Samer Muscati, previously a researcher for HRW’s Middle East and North Africa division, said that NYU made public commitments to protect workers constructing sites on the Saadiyat Island.
“Anything less than this would be a violation of NYU’s own public commitments in protecting workers,” Muscati said.
The last visit HRW made to the construction site was in January 2011. McGeehan said that while HRW has never applied for formal permission to visit the site, access to Saadiyat Island is limited.
McGeehan said that there hasn’t been any corroboration of the MacDonald report by a truly independent monitor.
“The only information we have comes from the auditing reports of the monitors who were appointed by NYU which is Mott MacDonald,” McGeehan said. “We haven’t been able to go in there ourselves and monitor conditions unfortunately.”
According to a press release by HRW on March 21, 2012, Abu Dhabi’s Executive Affairs Authority is responsible for the development and construction of NYU’s campus on Saadiyat Island.
The EAA also received the HRW letter from Whitson on Feb. 24, 2011. A month later, they responded to the letter, expressing disappointment about HRW conducting site visits. Such visits cause significant health and safety risks for workers at the NYUAD construction site their response said.
Muscati said the EAA statement underscores the United Arab Emirates government’s concern about their image.
“The U.A.E. authorities have tried their best to prevent any bad publicity on labor conditions on Saadiyat Island by limiting access to journalists and human rights activists,” Muscati said. “[W]hen I was researching on Saadiyat, I was amazed at the number of checkpoints preventing access to sites and workers.”
Muscati said that a key priority for HRW in their work is protecting victims by interviewing them privately and confidentially.
“Having a government representative accompany us and looking over our shoulder would have intimidated workers and put them at risk of retribution if they spoke the truth so of course we had to do our research in the field independently,” Muscati said. “Apparently the U.A.E. government had a problem with that.”
CAS junior Donnie Donilon said that NYU should stop involving themselves with the U.A.E. or start speaking out.
“I would prefer for NYU to be able to stay at Abu Dhabi to be able to keep employment for those who rely on it abroad and be able to actually speak out sternly against the human rights abuses in the UAE and cause material change, but this unfortunately does not seem likely to happen in the current climate,” Donilon said.
The campus at Saadiyat Island is scheduled to open later in 2014. For now, students have been using the downtown campus.
A version of this article appeared in the Monday, Jan. 27 print edition.
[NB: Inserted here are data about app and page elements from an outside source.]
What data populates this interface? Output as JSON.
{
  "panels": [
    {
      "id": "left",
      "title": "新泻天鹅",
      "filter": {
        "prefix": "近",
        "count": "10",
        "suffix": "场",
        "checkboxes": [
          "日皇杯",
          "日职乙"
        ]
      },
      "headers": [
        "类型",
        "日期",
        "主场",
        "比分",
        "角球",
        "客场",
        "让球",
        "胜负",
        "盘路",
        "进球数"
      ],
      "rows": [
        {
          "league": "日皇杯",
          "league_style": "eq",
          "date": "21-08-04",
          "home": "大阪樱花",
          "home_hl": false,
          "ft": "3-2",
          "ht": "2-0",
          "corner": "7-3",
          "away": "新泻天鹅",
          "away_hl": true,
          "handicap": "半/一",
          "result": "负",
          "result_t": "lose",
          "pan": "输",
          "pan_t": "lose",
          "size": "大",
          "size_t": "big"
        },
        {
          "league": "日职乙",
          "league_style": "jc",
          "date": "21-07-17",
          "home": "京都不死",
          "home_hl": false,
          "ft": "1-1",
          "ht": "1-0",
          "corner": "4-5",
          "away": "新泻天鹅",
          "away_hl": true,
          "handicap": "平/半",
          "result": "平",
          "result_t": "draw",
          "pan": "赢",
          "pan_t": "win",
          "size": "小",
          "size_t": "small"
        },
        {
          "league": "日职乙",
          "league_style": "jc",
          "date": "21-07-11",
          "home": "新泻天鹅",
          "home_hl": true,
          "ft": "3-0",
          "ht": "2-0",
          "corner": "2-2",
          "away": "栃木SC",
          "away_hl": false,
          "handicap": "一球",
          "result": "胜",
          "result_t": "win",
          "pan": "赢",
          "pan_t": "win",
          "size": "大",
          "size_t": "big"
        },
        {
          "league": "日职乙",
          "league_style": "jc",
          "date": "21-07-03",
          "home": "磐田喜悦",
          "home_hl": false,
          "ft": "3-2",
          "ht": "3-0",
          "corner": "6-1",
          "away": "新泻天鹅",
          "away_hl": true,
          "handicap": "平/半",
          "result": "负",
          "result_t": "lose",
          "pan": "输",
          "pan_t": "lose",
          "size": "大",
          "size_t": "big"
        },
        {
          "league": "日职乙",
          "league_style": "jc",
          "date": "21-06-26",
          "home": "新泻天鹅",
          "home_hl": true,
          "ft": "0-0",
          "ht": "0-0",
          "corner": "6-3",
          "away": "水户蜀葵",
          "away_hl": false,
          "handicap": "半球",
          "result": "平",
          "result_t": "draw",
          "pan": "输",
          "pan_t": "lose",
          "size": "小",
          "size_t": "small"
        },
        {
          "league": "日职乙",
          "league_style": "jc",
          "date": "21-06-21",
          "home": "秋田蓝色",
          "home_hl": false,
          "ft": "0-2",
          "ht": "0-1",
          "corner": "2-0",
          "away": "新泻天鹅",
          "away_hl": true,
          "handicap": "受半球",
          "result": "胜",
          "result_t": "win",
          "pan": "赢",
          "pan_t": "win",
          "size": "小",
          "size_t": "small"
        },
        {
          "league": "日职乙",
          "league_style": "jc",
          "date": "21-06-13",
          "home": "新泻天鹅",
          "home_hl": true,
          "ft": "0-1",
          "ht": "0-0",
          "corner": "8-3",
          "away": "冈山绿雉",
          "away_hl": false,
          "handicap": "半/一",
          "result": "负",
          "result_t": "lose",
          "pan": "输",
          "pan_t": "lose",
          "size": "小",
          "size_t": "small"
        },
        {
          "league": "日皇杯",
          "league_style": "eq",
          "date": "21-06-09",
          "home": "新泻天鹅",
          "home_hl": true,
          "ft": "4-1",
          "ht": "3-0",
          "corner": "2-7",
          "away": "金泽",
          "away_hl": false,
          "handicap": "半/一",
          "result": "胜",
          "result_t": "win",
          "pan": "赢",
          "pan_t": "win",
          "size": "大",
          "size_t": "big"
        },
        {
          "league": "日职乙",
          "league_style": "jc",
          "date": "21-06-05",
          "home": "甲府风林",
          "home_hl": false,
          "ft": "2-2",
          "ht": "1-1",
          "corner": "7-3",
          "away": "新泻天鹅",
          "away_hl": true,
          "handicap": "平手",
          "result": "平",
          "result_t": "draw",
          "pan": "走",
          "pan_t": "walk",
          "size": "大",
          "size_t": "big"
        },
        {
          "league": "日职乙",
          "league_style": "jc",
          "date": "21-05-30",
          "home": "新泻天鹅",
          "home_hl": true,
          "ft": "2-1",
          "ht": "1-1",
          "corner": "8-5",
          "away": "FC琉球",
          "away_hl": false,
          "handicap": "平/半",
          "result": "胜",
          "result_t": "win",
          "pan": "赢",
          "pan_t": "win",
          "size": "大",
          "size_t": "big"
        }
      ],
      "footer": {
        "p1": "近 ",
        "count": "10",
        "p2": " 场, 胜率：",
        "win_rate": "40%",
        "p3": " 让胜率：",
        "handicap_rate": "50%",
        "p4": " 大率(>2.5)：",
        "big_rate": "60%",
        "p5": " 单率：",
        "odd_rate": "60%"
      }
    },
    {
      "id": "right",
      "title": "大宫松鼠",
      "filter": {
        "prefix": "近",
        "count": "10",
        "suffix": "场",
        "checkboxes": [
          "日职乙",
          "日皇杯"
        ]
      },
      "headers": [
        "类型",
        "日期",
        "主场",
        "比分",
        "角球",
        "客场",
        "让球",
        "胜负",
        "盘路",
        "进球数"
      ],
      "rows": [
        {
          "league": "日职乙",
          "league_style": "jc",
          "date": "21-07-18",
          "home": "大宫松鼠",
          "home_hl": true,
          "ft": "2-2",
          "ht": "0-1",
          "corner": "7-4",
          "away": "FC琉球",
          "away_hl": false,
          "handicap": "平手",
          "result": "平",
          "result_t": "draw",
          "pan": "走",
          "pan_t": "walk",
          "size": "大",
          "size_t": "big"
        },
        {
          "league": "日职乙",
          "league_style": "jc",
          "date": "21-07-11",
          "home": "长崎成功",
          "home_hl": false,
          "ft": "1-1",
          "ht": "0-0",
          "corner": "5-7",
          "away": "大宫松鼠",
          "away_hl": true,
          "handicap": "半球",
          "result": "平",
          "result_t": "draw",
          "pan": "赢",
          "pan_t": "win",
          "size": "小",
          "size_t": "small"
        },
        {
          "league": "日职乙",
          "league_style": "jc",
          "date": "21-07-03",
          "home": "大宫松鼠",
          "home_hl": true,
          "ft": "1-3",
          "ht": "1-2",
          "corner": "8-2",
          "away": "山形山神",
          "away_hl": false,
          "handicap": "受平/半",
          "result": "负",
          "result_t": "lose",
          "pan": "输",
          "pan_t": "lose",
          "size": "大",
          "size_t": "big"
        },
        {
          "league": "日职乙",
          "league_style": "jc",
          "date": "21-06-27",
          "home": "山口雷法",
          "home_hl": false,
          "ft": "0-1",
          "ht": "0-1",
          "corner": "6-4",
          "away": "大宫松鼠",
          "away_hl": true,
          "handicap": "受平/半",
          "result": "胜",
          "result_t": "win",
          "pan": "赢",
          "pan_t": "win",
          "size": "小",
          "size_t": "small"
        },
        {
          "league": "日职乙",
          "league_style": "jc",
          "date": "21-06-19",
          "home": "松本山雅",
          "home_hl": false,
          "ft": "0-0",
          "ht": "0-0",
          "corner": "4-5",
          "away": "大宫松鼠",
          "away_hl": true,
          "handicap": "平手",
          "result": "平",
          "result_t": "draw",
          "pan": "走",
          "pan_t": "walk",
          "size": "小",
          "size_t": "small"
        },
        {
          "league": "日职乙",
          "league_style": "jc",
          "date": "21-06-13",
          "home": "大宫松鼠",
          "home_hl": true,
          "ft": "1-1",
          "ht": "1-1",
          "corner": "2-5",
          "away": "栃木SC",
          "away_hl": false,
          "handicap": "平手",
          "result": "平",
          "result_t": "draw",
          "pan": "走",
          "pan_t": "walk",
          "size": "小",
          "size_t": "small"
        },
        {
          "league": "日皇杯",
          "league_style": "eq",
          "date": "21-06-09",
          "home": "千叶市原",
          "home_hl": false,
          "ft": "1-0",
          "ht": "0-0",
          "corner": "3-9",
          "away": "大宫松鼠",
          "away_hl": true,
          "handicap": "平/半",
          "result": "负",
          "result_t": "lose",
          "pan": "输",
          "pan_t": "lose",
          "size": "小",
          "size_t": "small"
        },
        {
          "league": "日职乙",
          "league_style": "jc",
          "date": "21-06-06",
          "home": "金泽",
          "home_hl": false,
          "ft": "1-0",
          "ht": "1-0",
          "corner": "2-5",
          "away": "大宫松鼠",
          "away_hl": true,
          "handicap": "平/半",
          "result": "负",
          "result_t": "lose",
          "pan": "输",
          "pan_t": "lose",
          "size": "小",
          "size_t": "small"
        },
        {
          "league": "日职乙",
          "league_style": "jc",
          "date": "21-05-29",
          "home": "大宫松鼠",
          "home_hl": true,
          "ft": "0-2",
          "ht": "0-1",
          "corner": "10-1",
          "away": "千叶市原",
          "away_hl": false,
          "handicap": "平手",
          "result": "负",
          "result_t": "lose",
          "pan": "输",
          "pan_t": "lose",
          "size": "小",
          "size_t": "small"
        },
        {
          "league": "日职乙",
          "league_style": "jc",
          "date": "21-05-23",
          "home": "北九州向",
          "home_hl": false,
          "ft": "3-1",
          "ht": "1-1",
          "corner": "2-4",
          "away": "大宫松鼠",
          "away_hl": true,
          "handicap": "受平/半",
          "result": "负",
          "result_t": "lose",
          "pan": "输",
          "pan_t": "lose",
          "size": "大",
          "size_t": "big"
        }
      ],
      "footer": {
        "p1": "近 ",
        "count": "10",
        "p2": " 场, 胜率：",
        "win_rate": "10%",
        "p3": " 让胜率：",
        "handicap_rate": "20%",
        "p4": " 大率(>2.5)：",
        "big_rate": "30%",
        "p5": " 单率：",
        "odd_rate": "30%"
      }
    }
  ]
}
Additional reporting by Daniel Huang. Afeefa Tariq is a deputy news editor. Email them at email@example.com.